Filter the records down to the lines that hold the word "discord", and copy each of those lines.

Excerpts from an interface dataset
____

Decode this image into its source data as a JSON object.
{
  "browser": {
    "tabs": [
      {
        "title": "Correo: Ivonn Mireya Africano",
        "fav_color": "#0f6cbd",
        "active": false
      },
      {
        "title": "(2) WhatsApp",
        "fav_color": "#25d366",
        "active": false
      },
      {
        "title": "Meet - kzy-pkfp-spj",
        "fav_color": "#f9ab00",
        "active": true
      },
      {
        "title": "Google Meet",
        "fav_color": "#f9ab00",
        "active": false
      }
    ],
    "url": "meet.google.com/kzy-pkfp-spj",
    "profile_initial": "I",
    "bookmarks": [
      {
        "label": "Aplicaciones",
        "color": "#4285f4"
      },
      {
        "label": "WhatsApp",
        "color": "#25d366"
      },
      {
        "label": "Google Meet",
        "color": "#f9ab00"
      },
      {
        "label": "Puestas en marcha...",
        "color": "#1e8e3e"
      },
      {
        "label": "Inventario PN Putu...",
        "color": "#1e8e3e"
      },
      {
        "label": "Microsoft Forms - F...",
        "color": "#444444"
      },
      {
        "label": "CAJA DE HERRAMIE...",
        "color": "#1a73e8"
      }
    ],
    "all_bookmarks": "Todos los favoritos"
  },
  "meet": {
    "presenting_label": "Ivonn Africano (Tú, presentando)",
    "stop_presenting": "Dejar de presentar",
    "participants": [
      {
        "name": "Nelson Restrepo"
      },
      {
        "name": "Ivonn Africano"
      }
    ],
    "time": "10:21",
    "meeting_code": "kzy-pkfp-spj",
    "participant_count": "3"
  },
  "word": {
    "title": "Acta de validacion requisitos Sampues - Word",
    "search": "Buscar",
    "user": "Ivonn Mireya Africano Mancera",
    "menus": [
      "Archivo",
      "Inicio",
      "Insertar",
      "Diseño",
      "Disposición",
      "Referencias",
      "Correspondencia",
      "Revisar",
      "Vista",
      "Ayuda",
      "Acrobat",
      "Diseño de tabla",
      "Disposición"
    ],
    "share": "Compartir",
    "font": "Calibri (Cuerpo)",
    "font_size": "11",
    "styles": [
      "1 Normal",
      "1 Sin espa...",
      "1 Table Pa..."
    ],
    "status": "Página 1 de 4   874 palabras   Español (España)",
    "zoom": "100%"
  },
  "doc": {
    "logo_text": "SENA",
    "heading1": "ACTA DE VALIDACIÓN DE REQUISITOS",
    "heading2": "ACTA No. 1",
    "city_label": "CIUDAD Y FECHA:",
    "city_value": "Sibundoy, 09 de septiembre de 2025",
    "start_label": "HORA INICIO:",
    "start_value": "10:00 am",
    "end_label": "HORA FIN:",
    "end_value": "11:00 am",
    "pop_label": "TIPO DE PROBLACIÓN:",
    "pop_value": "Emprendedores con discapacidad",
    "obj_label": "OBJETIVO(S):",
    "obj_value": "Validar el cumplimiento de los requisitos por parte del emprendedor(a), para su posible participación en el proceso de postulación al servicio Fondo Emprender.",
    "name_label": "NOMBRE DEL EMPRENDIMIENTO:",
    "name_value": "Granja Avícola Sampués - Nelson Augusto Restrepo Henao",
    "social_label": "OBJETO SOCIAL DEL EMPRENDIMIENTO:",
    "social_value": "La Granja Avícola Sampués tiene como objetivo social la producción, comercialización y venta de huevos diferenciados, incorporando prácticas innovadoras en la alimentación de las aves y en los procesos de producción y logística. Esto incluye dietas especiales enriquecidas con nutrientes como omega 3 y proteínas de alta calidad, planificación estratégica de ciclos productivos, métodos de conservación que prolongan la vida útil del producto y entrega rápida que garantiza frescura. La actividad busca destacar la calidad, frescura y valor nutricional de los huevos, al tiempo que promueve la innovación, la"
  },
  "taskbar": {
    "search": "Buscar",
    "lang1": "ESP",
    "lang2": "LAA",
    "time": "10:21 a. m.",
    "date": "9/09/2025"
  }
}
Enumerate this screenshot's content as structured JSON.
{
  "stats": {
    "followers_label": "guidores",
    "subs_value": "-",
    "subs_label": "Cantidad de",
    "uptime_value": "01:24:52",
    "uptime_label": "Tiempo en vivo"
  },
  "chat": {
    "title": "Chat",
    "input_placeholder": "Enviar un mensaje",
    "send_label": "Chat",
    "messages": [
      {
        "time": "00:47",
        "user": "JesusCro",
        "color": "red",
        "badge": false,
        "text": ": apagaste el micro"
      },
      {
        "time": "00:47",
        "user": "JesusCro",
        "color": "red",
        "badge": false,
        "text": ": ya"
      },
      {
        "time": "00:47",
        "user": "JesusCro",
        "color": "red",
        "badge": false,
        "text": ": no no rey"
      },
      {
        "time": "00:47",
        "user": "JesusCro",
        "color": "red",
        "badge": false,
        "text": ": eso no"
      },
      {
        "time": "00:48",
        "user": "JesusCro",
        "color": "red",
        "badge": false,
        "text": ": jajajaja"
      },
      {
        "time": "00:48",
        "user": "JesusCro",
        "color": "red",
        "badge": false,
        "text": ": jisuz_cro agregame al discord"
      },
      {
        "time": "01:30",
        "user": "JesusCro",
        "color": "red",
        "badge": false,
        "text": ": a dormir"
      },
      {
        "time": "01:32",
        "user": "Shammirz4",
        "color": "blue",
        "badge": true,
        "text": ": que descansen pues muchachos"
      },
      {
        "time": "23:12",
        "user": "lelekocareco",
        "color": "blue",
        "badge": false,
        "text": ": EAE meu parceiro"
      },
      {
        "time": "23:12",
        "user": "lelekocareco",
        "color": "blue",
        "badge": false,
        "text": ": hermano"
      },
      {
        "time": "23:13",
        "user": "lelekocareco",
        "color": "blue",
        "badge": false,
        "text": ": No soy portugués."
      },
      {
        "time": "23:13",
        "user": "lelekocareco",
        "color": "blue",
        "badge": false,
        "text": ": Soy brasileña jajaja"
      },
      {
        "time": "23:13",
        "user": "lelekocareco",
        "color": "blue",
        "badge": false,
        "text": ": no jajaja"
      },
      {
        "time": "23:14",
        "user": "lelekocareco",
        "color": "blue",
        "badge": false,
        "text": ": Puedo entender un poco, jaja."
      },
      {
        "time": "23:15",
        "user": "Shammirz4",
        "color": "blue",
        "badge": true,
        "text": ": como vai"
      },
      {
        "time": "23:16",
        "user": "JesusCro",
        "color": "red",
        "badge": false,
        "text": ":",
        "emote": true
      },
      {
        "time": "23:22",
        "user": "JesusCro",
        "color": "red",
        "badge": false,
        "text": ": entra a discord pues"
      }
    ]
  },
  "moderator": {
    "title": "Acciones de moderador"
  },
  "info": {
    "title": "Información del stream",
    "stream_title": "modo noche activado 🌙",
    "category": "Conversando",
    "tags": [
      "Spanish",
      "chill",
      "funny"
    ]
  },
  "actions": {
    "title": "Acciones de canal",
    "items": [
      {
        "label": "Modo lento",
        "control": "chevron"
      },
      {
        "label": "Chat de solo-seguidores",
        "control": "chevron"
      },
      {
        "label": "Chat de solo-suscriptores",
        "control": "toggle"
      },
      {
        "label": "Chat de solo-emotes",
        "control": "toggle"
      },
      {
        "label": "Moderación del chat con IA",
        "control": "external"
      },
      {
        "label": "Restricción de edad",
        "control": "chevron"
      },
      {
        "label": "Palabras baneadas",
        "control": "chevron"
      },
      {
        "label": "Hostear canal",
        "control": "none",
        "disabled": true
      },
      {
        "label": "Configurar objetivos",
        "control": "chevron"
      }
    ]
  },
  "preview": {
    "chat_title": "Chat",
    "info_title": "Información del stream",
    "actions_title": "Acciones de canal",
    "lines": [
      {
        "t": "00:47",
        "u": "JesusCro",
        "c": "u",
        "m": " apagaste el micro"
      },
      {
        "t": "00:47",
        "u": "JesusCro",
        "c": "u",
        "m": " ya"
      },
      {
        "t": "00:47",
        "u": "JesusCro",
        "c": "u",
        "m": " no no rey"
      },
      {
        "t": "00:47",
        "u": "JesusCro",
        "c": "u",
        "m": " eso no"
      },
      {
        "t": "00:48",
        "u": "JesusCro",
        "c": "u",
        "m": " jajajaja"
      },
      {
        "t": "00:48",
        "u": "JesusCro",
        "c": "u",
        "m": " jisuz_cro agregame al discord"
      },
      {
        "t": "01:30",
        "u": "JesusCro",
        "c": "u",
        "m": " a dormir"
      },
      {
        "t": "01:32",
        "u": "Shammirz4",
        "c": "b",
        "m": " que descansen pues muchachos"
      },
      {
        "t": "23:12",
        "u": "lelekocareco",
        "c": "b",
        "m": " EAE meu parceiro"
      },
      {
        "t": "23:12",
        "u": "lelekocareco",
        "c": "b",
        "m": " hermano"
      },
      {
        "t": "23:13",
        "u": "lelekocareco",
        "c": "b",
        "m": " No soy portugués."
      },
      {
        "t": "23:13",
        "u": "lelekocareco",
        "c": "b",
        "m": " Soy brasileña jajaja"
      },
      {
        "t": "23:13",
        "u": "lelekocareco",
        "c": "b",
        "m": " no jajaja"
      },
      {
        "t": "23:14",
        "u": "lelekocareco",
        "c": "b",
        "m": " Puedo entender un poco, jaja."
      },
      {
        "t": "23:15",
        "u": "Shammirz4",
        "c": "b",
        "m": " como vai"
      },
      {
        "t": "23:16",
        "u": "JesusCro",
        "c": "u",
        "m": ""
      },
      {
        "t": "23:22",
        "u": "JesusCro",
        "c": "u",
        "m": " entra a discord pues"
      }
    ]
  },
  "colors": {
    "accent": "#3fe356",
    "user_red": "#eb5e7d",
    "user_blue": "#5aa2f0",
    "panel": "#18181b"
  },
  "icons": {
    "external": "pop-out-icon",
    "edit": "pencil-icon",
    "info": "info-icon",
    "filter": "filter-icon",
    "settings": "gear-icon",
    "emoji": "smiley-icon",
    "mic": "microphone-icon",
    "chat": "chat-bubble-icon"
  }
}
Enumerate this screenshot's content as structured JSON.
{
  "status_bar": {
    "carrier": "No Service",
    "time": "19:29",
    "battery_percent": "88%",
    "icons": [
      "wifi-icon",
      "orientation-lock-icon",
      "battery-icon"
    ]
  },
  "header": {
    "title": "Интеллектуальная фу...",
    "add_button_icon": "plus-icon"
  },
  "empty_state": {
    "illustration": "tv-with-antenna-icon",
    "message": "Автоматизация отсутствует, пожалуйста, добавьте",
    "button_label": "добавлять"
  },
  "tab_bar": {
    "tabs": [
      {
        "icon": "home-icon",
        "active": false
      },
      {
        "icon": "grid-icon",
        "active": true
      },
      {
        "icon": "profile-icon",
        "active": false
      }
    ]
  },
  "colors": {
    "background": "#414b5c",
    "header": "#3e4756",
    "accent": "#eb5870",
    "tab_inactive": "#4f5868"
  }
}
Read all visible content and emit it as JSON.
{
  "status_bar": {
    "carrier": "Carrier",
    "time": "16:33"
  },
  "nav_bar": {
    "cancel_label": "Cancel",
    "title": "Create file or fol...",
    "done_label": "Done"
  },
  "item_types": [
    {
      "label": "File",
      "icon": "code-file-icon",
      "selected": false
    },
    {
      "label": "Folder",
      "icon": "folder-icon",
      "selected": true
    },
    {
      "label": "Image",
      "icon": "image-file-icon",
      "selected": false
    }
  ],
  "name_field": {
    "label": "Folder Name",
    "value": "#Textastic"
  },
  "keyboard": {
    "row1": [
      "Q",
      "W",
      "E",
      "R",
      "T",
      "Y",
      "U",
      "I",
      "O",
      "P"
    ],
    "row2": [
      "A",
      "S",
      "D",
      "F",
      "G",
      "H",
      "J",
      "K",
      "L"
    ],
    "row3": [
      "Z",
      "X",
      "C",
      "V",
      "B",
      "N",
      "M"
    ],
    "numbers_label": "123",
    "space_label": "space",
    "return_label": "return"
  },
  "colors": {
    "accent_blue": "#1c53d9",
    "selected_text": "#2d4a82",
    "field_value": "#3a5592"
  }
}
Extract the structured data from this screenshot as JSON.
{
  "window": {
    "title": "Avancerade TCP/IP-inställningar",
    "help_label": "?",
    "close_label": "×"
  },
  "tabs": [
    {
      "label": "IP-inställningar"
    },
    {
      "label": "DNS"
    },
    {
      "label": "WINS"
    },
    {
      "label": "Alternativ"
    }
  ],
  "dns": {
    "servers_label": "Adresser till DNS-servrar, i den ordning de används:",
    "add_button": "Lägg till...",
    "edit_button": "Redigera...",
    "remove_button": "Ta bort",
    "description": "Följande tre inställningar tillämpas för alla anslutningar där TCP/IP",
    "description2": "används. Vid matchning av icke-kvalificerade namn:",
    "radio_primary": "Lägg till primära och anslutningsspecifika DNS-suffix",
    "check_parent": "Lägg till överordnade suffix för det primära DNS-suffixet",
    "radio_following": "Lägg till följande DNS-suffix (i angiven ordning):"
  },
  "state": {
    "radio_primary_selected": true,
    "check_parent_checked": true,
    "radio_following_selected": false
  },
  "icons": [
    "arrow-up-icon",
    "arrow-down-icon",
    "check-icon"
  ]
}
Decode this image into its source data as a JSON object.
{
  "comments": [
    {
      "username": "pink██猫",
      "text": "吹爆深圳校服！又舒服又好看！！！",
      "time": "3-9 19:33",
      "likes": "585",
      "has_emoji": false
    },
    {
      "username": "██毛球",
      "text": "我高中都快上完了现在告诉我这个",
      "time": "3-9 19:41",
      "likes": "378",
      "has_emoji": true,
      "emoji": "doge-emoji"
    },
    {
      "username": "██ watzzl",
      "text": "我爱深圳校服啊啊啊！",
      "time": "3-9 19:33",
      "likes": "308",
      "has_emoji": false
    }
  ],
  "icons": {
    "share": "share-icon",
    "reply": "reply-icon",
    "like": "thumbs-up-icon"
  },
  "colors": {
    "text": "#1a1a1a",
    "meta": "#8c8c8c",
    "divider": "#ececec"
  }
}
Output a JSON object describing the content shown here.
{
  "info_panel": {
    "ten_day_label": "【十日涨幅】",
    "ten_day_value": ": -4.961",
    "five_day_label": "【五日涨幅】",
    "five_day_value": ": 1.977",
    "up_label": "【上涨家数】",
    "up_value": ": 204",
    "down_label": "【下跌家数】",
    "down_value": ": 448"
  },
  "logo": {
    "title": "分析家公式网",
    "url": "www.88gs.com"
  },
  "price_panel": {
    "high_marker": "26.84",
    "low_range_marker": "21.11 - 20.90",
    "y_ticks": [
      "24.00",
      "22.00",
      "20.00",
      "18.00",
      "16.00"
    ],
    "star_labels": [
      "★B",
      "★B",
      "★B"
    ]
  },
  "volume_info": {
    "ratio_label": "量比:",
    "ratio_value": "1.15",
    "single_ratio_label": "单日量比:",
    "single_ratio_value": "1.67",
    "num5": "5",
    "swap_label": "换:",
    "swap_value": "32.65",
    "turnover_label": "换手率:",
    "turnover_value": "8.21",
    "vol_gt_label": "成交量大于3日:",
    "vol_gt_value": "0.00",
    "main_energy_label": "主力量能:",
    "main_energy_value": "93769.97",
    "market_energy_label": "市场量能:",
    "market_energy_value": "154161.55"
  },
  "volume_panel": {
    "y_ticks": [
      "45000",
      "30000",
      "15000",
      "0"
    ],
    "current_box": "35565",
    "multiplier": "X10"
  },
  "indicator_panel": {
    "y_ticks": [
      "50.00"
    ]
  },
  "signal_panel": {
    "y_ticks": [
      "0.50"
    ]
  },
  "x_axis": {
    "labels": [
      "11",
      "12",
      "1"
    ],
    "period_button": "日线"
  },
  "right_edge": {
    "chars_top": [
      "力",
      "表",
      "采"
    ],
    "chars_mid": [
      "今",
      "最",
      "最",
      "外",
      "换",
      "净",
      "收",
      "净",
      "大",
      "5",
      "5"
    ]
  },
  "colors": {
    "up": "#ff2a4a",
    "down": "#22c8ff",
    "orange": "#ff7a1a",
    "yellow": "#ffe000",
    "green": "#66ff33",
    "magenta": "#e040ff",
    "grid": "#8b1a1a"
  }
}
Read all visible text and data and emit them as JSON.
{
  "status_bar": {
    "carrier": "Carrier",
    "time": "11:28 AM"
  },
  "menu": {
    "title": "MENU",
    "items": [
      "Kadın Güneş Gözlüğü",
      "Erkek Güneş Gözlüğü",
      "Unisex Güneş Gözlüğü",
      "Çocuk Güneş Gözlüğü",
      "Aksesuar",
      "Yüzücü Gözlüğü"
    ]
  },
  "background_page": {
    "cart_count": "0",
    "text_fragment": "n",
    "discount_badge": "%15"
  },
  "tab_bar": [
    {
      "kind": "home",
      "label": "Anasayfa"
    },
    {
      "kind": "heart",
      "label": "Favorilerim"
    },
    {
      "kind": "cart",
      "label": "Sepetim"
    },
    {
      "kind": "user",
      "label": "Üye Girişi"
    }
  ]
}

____

Solution to the exercise:
        "text": ": jisuz_cro agregame al discord"
        "text": ": entra a discord pues"
        "m": " jisuz_cro agregame al discord"
        "m": " entra a discord pues"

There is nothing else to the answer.